This is a tale of how my curiosity gets fed and pulled into unexpected places on the internet (yes the one that apparently died again in 2015).
This is a tale of how my plans for a “productive” morning get nudged later as I cannot stop seeking connections.
This is a tale of why my toast sits cold in the toaster because I forgot about it.
This is my daily tale.
It’s Amy Burvall’s fault. Thank you Amy.
— Amy Burvall (@amyburvall) November 9, 2015
The story in Open Culture (one my my favorite haunts for interesting stuff you can openly use) describes a new web site from UCSB with audio archives of some of the oldest audio recordings– Edison’s cylinders.
Okay, so this might have some future use in my next ds106 class. Bookmarked in pinboard.
But my curiosity is kindled because I have one of the cylinder containers (not the cylinder) I purchased at friend Loran’s antique store in Pine, Arizona. I start searching my own flickr photos to find a photo of it.
Instead, I found a photo of the same containers I took at the Laramie Plains Museum on a trip there in 2007
I know I have a photo somewhere of mine sitting on the media player shelf next to my DVD player, but I do find I used the old media container to prop up another old media device:

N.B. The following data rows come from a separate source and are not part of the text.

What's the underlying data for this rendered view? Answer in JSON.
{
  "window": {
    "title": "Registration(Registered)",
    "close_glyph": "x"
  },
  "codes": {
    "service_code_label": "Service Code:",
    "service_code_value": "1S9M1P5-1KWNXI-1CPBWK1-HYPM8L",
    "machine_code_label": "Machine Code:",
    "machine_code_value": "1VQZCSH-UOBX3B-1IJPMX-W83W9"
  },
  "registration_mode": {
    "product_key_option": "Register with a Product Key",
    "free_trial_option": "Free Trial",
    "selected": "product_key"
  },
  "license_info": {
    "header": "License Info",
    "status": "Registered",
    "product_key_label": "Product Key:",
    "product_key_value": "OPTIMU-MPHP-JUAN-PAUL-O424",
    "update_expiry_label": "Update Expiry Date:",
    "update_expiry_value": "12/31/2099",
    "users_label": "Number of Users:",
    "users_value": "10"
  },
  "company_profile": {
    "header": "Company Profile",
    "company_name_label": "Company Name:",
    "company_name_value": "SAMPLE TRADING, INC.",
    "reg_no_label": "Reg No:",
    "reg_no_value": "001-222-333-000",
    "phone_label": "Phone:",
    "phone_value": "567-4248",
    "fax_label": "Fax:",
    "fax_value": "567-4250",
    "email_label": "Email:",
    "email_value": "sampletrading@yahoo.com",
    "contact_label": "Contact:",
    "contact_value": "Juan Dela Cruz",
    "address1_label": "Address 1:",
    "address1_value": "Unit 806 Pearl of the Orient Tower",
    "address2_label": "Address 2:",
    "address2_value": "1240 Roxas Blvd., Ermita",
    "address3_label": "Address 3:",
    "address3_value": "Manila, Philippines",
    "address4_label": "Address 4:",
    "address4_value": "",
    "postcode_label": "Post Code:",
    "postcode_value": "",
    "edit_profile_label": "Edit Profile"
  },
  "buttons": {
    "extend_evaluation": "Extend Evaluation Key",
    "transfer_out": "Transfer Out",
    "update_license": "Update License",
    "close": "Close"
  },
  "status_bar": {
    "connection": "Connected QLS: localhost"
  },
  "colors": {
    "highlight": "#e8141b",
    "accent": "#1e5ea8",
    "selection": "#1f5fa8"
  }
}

I pull my container off the shelf, and look for any kind of identification on it, there on the top is some information about what might be inside.
I cannot read the handwriting, it might be related to the original content, or just applied later by someone else who used the container. The best guess I can make is:
In ???? public, by Bryan
but below I can make out a stamp that looks like an identification number- I can read 892x but the last digit is unclear.
Now this is another reason I like the site, because the URLs look like they mean something (rather than many URLs like most Google products which are long strings of gibberish hashes), and that means I can make the URLs work for me. This is one of many lessons I got from Jon Udell; he was talking about this in 2001!
My hunch is that
Cylinder4929 is the ID number printed on top.
This means I can maybe find some info by exploring
etc. Maybe one of the listed artists will be Bryan? Here are all of my URL explorings, for Cylinder8920 through Cylinder8929
Nothing definitive here, my hopeful guess is 8292, which turns out to be Jolly Coppersmith [Kreuzfidele Kupferschmied] by Sousa’s Grand Concert Band, released somewhere between 1896 and 1900. My reason for choosing this one? My Dad like Sousa marches.
So get this, through this open archive on the open internet, I can listen to music recorded to wax more than 115 years ago. Because they provide the material free and without obfuscating media players, I can download it and share it with you:
And even better, because the file has good meta data, it travels with the media
And I love that it has a “Durable URL”, one that redirects to a database search.
We need more durable URLs.
We need more interesting archives and collections done so well.
So thanks Amy, for sending me down the best kind of rabbit hole, maybe not what you expected on sending the link. But the part I like is being curious and finding information and ideas I did not expect while standing at the front of the rabbit hole.
Which is where it seems a lot people spend their time, just
starring favoriting hearting stuff.
You gotta dive in. And dig.
And you will find that the blather about the internet being dead is just the fog outside the rabbit hole.
See you later, I am going back in.
Top / Featured Image credit: my own photo taken this morning, not yet uploaded to flickr where eventually it will have the same creative commons license as my other 43,000+ photos
The post "Waxing Over Cylinders: The Internet Wonder Box" was originally assembled from spare parts of a 1957 Chevy at CogDogBlog (http://cogdogblog.com/2015/11/waxing-over-cylinders/) on November 9, 2015.